> _Assigned task_
When you copy the records, keep every word exact and leave the pictures out.

> _Supplied material_
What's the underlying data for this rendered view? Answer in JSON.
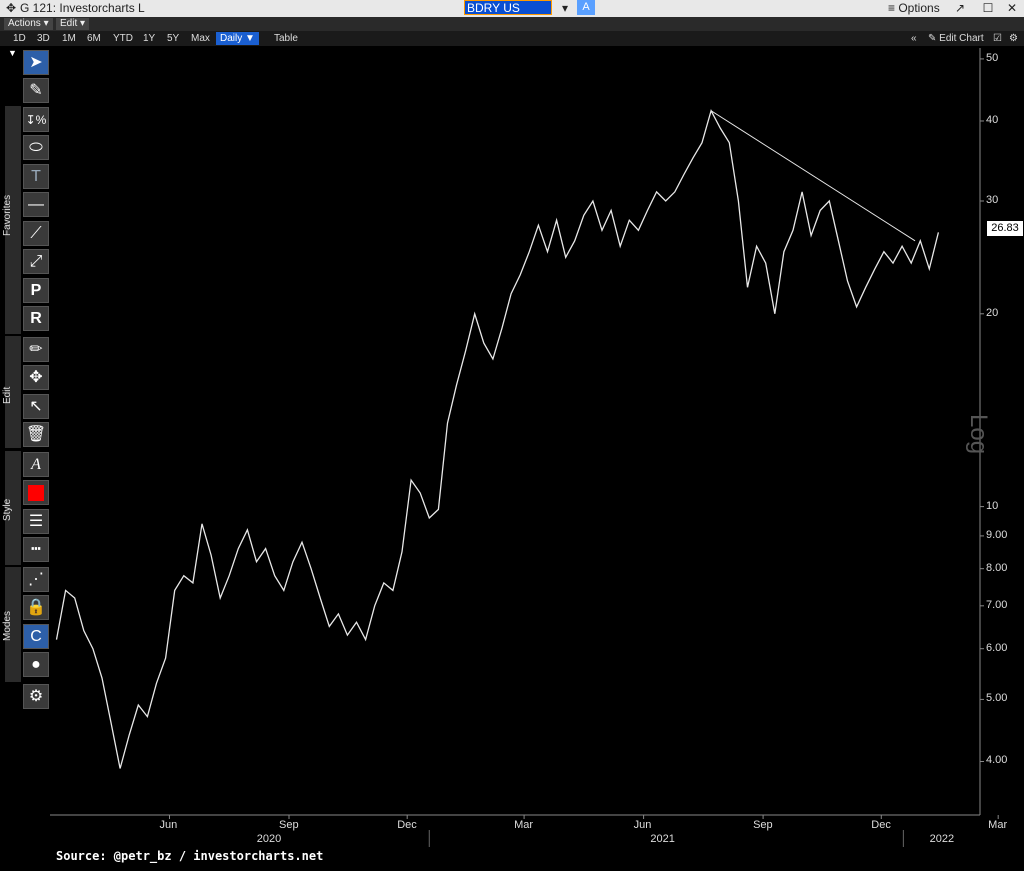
{
  "window": {
    "title": "G 121: Investorcharts L",
    "ticker": "BDRY US Equity",
    "ticker_dropdown_icon": "chevron-down-icon",
    "a_button": "A",
    "options": "Options"
  },
  "menubar": {
    "actions": "Actions ▾",
    "edit": "Edit ▾"
  },
  "ranges": [
    "1D",
    "3D",
    "1M",
    "6M",
    "YTD",
    "1Y",
    "5Y",
    "Max"
  ],
  "interval": "Daily ▼",
  "table": "Table",
  "edit_chart": "Edit Chart",
  "toolbar_groups": {
    "favorites": "Favorites",
    "edit": "Edit",
    "style": "Style",
    "modes": "Modes"
  },
  "source": "Source: @petr_bz / investorcharts.net",
  "scale_label": "Log",
  "last_value": "26.83",
  "y_ticks": [
    "50",
    "40",
    "30",
    "20",
    "10",
    "9.00",
    "8.00",
    "7.00",
    "6.00",
    "5.00",
    "4.00"
  ],
  "x_months": [
    "Jun",
    "Sep",
    "Dec",
    "Mar",
    "Jun",
    "Sep",
    "Dec",
    "Mar"
  ],
  "x_years": [
    "2020",
    "2021",
    "2022"
  ],
  "chart_data": {
    "type": "line",
    "series": [
      {
        "name": "BDRY US Equity",
        "points": [
          [
            "2020-03-20",
            6.2
          ],
          [
            "2020-03-27",
            7.4
          ],
          [
            "2020-04-03",
            7.2
          ],
          [
            "2020-04-10",
            6.4
          ],
          [
            "2020-04-17",
            6.0
          ],
          [
            "2020-04-24",
            5.4
          ],
          [
            "2020-05-01",
            4.6
          ],
          [
            "2020-05-08",
            3.9
          ],
          [
            "2020-05-15",
            4.4
          ],
          [
            "2020-05-22",
            4.9
          ],
          [
            "2020-05-29",
            4.7
          ],
          [
            "2020-06-05",
            5.3
          ],
          [
            "2020-06-12",
            5.8
          ],
          [
            "2020-06-19",
            7.4
          ],
          [
            "2020-06-26",
            7.8
          ],
          [
            "2020-07-03",
            7.6
          ],
          [
            "2020-07-10",
            9.4
          ],
          [
            "2020-07-17",
            8.4
          ],
          [
            "2020-07-24",
            7.2
          ],
          [
            "2020-07-31",
            7.8
          ],
          [
            "2020-08-07",
            8.6
          ],
          [
            "2020-08-14",
            9.2
          ],
          [
            "2020-08-21",
            8.2
          ],
          [
            "2020-08-28",
            8.6
          ],
          [
            "2020-09-04",
            7.8
          ],
          [
            "2020-09-11",
            7.4
          ],
          [
            "2020-09-18",
            8.2
          ],
          [
            "2020-09-25",
            8.8
          ],
          [
            "2020-10-02",
            8.0
          ],
          [
            "2020-10-09",
            7.2
          ],
          [
            "2020-10-16",
            6.5
          ],
          [
            "2020-10-23",
            6.8
          ],
          [
            "2020-10-30",
            6.3
          ],
          [
            "2020-11-06",
            6.6
          ],
          [
            "2020-11-13",
            6.2
          ],
          [
            "2020-11-20",
            7.0
          ],
          [
            "2020-11-27",
            7.6
          ],
          [
            "2020-12-04",
            7.4
          ],
          [
            "2020-12-11",
            8.5
          ],
          [
            "2020-12-18",
            11.0
          ],
          [
            "2020-12-25",
            10.5
          ],
          [
            "2021-01-01",
            9.6
          ],
          [
            "2021-01-08",
            9.9
          ],
          [
            "2021-01-15",
            13.5
          ],
          [
            "2021-01-22",
            15.5
          ],
          [
            "2021-01-29",
            17.5
          ],
          [
            "2021-02-05",
            20.0
          ],
          [
            "2021-02-12",
            18.0
          ],
          [
            "2021-02-19",
            17.0
          ],
          [
            "2021-02-26",
            19.0
          ],
          [
            "2021-03-05",
            21.5
          ],
          [
            "2021-03-12",
            23.0
          ],
          [
            "2021-03-19",
            25.0
          ],
          [
            "2021-03-26",
            27.5
          ],
          [
            "2021-04-02",
            25.0
          ],
          [
            "2021-04-09",
            28.0
          ],
          [
            "2021-04-16",
            24.5
          ],
          [
            "2021-04-23",
            26.0
          ],
          [
            "2021-04-30",
            28.5
          ],
          [
            "2021-05-07",
            30.0
          ],
          [
            "2021-05-14",
            27.0
          ],
          [
            "2021-05-21",
            29.0
          ],
          [
            "2021-05-28",
            25.5
          ],
          [
            "2021-06-04",
            28.0
          ],
          [
            "2021-06-11",
            27.0
          ],
          [
            "2021-06-18",
            29.0
          ],
          [
            "2021-06-25",
            31.0
          ],
          [
            "2021-07-02",
            30.0
          ],
          [
            "2021-07-09",
            31.0
          ],
          [
            "2021-07-16",
            33.0
          ],
          [
            "2021-07-23",
            35.0
          ],
          [
            "2021-07-30",
            37.0
          ],
          [
            "2021-08-06",
            41.5
          ],
          [
            "2021-08-13",
            39.0
          ],
          [
            "2021-08-20",
            37.0
          ],
          [
            "2021-08-27",
            30.0
          ],
          [
            "2021-09-03",
            22.0
          ],
          [
            "2021-09-10",
            25.5
          ],
          [
            "2021-09-17",
            24.0
          ],
          [
            "2021-09-24",
            20.0
          ],
          [
            "2021-10-01",
            25.0
          ],
          [
            "2021-10-08",
            27.0
          ],
          [
            "2021-10-15",
            31.0
          ],
          [
            "2021-10-22",
            26.5
          ],
          [
            "2021-10-29",
            29.0
          ],
          [
            "2021-11-05",
            30.0
          ],
          [
            "2021-11-12",
            26.0
          ],
          [
            "2021-11-19",
            22.5
          ],
          [
            "2021-11-26",
            20.5
          ],
          [
            "2021-12-03",
            22.0
          ],
          [
            "2021-12-10",
            23.5
          ],
          [
            "2021-12-17",
            25.0
          ],
          [
            "2021-12-24",
            24.0
          ],
          [
            "2021-12-31",
            25.5
          ],
          [
            "2022-01-07",
            24.0
          ],
          [
            "2022-01-14",
            26.0
          ],
          [
            "2022-01-21",
            23.5
          ],
          [
            "2022-01-28",
            26.8
          ]
        ]
      }
    ],
    "trendline": [
      [
        "2021-08-06",
        41.5
      ],
      [
        "2022-01-10",
        26.0
      ]
    ],
    "y_scale": "log",
    "ylim": [
      3.3,
      52
    ],
    "xlim": [
      "2020-03-15",
      "2022-03-01"
    ],
    "grid": false
  }
}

> _Expected answer_
What's the underlying data for this rendered view? Answer in JSON.
{
  "window": {
    "title": "G 121: Investorcharts L",
    "ticker": "BDRY US Equity",
    "ticker_dropdown_icon": "chevron-down-icon",
    "a_button": "A",
    "options": "Options"
  },
  "menubar": {
    "actions": "Actions ▾",
    "edit": "Edit ▾"
  },
  "ranges": [
    "1D",
    "3D",
    "1M",
    "6M",
    "YTD",
    "1Y",
    "5Y",
    "Max"
  ],
  "interval": "Daily ▼",
  "table": "Table",
  "edit_chart": "Edit Chart",
  "toolbar_groups": {
    "favorites": "Favorites",
    "edit": "Edit",
    "style": "Style",
    "modes": "Modes"
  },
  "source": "Source: @petr_bz / investorcharts.net",
  "scale_label": "Log",
  "last_value": "26.83",
  "y_ticks": [
    "50",
    "40",
    "30",
    "20",
    "10",
    "9.00",
    "8.00",
    "7.00",
    "6.00",
    "5.00",
    "4.00"
  ],
  "x_months": [
    "Jun",
    "Sep",
    "Dec",
    "Mar",
    "Jun",
    "Sep",
    "Dec",
    "Mar"
  ],
  "x_years": [
    "2020",
    "2021",
    "2022"
  ],
  "chart_data": {
    "type": "line",
    "series": [
      {
        "name": "BDRY US Equity",
        "points": [
          [
            "2020-03-20",
            6.2
          ],
          [
            "2020-03-27",
            7.4
          ],
          [
            "2020-04-03",
            7.2
          ],
          [
            "2020-04-10",
            6.4
          ],
          [
            "2020-04-17",
            6.0
          ],
          [
            "2020-04-24",
            5.4
          ],
          [
            "2020-05-01",
            4.6
          ],
          [
            "2020-05-08",
            3.9
          ],
          [
            "2020-05-15",
            4.4
          ],
          [
            "2020-05-22",
            4.9
          ],
          [
            "2020-05-29",
            4.7
          ],
          [
            "2020-06-05",
            5.3
          ],
          [
            "2020-06-12",
            5.8
          ],
          [
            "2020-06-19",
            7.4
          ],
          [
            "2020-06-26",
            7.8
          ],
          [
            "2020-07-03",
            7.6
          ],
          [
            "2020-07-10",
            9.4
          ],
          [
            "2020-07-17",
            8.4
          ],
          [
            "2020-07-24",
            7.2
          ],
          [
            "2020-07-31",
            7.8
          ],
          [
            "2020-08-07",
            8.6
          ],
          [
            "2020-08-14",
            9.2
          ],
          [
            "2020-08-21",
            8.2
          ],
          [
            "2020-08-28",
            8.6
          ],
          [
            "2020-09-04",
            7.8
          ],
          [
            "2020-09-11",
            7.4
          ],
          [
            "2020-09-18",
            8.2
          ],
          [
            "2020-09-25",
            8.8
          ],
          [
            "2020-10-02",
            8.0
          ],
          [
            "2020-10-09",
            7.2
          ],
          [
            "2020-10-16",
            6.5
          ],
          [
            "2020-10-23",
            6.8
          ],
          [
            "2020-10-30",
            6.3
          ],
          [
            "2020-11-06",
            6.6
          ],
          [
            "2020-11-13",
            6.2
          ],
          [
            "2020-11-20",
            7.0
          ],
          [
            "2020-11-27",
            7.6
          ],
          [
            "2020-12-04",
            7.4
          ],
          [
            "2020-12-11",
            8.5
          ],
          [
            "2020-12-18",
            11.0
          ],
          [
            "2020-12-25",
            10.5
          ],
          [
            "2021-01-01",
            9.6
          ],
          [
            "2021-01-08",
            9.9
          ],
          [
            "2021-01-15",
            13.5
          ],
          [
            "2021-01-22",
            15.5
          ],
          [
            "2021-01-29",
            17.5
          ],
          [
            "2021-02-05",
            20.0
          ],
          [
            "2021-02-12",
            18.0
          ],
          [
            "2021-02-19",
            17.0
          ],
          [
            "2021-02-26",
            19.0
          ],
          [
            "2021-03-05",
            21.5
          ],
          [
            "2021-03-12",
            23.0
          ],
          [
            "2021-03-19",
            25.0
          ],
          [
            "2021-03-26",
            27.5
          ],
          [
            "2021-04-02",
            25.0
          ],
          [
            "2021-04-09",
            28.0
          ],
          [
            "2021-04-16",
            24.5
          ],
          [
            "2021-04-23",
            26.0
          ],
          [
            "2021-04-30",
            28.5
          ],
          [
            "2021-05-07",
            30.0
          ],
          [
            "2021-05-14",
            27.0
          ],
          [
            "2021-05-21",
            29.0
          ],
          [
            "2021-05-28",
            25.5
          ],
          [
            "2021-06-04",
            28.0
          ],
          [
            "2021-06-11",
            27.0
          ],
          [
            "2021-06-18",
            29.0
          ],
          [
            "2021-06-25",
            31.0
          ],
          [
            "2021-07-02",
            30.0
          ],
          [
            "2021-07-09",
            31.0
          ],
          [
            "2021-07-16",
            33.0
          ],
          [
            "2021-07-23",
            35.0
          ],
          [
            "2021-07-30",
            37.0
          ],
          [
            "2021-08-06",
            41.5
          ],
          [
            "2021-08-13",
            39.0
          ],
          [
            "2021-08-20",
            37.0
          ],
          [
            "2021-08-27",
            30.0
          ],
          [
            "2021-09-03",
            22.0
          ],
          [
            "2021-09-10",
            25.5
          ],
          [
            "2021-09-17",
            24.0
          ],
          [
            "2021-09-24",
            20.0
          ],
          [
            "2021-10-01",
            25.0
          ],
          [
            "2021-10-08",
            27.0
          ],
          [
            "2021-10-15",
            31.0
          ],
          [
            "2021-10-22",
            26.5
          ],
          [
            "2021-10-29",
            29.0
          ],
          [
            "2021-11-05",
            30.0
          ],
          [
            "2021-11-12",
            26.0
          ],
          [
            "2021-11-19",
            22.5
          ],
          [
            "2021-11-26",
            20.5
          ],
          [
            "2021-12-03",
            22.0
          ],
          [
            "2021-12-10",
            23.5
          ],
          [
            "2021-12-17",
            25.0
          ],
          [
            "2021-12-24",
            24.0
          ],
          [
            "2021-12-31",
            25.5
          ],
          [
            "2022-01-07",
            24.0
          ],
          [
            "2022-01-14",
            26.0
          ],
          [
            "2022-01-21",
            23.5
          ],
          [
            "2022-01-28",
            26.8
          ]
        ]
      }
    ],
    "trendline": [
      [
        "2021-08-06",
        41.5
      ],
      [
        "2022-01-10",
        26.0
      ]
    ],
    "y_scale": "log",
    "ylim": [
      3.3,
      52
    ],
    "xlim": [
      "2020-03-15",
      "2022-03-01"
    ],
    "grid": false
  }
}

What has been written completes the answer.